TULSA, Okla. (KTUL) — The Tulsa Public Schools hosted the Esports Tournament of Champions on Saturday at Oral Roberts University.
The tournament pitted dozens of high schoolers against each other in a gaming tournament of Nintendo's Super Smash Bros.
It may not be a packed crowd, but tournament director Ryan Boatright believes Esports will soon capture hundreds more in the area.
"Esports is one of the fastest growing sports there is. It's a $2.2 billion industry. It's massive, everyone plays video games," he said.
Organizers have plans to turn gaming into a full fledged sport.
They believe that Esports has no ceiling whenever it comes to potential for popularity.
The integration of video games in schools hasn't been something that was always accepted.
"Growing up everyone was like 'video games are bad, they rot your brain' and all that stuff. 'You can never go anywhere with video games' is what we were told as kids. Now people are making millions of dollars doing something they love," Boatright said.
Tournament players have practiced long hours for this day.
Joshua Brewer, 17, told Tulsa's Channel 8, he plays eight to 10 hours every non-school day.
"I hope that I can just kind of elevate my skills," Brewer said.
Brewer believes the gaming world will continue to expand in schools.
"There's just so many different types that there's something for everyone. It could be just like a simple puzzling game like Tetris. Competitive Tetris, that'd be kind of fun," he said.
Boatright wants to build Esports to be recognized across the state to compete against other schools.

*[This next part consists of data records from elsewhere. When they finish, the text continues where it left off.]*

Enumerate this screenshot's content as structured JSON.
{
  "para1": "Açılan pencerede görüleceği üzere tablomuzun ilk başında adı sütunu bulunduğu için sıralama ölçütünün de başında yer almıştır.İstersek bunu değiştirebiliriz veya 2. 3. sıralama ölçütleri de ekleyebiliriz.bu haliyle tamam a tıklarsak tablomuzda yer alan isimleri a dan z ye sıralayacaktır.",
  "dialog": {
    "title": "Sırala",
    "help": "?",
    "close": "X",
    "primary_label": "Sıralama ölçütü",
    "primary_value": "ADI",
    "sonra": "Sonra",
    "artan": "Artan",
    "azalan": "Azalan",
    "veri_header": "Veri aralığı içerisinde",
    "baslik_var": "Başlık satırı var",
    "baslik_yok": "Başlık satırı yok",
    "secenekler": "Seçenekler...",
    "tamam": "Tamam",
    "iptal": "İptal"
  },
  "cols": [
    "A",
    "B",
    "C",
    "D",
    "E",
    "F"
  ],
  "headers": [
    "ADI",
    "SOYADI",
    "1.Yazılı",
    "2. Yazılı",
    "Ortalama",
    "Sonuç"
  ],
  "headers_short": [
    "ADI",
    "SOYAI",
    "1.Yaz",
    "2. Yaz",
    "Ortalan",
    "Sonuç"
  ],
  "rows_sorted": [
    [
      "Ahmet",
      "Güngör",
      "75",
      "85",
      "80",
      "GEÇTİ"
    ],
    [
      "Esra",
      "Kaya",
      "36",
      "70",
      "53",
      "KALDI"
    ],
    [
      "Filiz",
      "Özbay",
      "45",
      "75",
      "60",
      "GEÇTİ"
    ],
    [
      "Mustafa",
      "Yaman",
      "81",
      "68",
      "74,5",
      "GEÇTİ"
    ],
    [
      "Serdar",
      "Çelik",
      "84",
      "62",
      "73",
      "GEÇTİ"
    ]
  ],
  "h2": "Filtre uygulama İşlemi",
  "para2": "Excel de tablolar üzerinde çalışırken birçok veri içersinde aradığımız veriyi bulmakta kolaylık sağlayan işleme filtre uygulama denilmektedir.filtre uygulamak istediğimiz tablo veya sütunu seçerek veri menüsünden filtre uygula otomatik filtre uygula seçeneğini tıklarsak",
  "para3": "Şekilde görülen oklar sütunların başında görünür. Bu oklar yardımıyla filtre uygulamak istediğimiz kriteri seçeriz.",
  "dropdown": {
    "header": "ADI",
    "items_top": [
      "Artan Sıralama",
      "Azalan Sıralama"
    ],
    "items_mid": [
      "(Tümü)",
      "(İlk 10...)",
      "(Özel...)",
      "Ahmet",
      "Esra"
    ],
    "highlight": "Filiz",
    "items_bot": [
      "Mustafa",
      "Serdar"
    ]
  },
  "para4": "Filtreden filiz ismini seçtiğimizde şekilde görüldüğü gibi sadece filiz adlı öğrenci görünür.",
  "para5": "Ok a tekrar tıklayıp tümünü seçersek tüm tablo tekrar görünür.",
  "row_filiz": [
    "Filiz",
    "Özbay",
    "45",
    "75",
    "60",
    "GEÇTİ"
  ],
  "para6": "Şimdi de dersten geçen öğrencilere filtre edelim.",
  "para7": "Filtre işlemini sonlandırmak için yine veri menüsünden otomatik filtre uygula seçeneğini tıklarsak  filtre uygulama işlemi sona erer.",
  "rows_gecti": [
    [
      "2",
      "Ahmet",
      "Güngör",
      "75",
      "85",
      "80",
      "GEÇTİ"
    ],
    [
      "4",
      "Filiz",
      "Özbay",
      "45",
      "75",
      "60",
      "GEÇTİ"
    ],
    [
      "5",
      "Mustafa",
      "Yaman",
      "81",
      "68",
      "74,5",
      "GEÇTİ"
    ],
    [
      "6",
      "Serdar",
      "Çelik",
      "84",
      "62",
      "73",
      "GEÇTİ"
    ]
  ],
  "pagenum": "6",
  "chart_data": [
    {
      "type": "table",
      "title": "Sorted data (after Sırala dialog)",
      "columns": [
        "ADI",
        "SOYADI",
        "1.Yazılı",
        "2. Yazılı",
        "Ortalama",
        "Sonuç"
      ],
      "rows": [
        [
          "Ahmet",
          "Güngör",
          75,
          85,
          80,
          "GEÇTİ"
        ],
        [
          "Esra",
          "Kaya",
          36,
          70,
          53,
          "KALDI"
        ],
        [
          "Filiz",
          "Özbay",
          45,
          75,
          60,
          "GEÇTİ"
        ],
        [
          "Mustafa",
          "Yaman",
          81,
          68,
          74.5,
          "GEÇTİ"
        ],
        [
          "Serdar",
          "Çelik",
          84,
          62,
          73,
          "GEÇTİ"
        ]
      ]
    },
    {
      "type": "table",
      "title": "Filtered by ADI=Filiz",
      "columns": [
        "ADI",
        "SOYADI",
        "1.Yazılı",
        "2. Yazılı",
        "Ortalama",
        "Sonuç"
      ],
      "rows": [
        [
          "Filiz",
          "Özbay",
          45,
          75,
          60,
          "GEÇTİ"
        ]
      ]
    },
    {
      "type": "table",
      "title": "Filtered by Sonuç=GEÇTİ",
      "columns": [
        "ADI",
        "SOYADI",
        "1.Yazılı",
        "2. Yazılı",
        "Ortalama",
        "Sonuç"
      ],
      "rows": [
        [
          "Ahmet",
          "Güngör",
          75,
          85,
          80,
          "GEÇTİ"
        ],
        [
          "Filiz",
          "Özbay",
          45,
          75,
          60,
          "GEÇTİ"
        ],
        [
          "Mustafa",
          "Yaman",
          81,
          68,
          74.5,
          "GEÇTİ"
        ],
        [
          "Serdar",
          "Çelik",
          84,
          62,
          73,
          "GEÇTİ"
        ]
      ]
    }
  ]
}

"So we are really excited to create a league, have rules, regulations all that stuff, and have a lot of fun competing in something we love," he said.
More gaming competitions are in the works for TPS.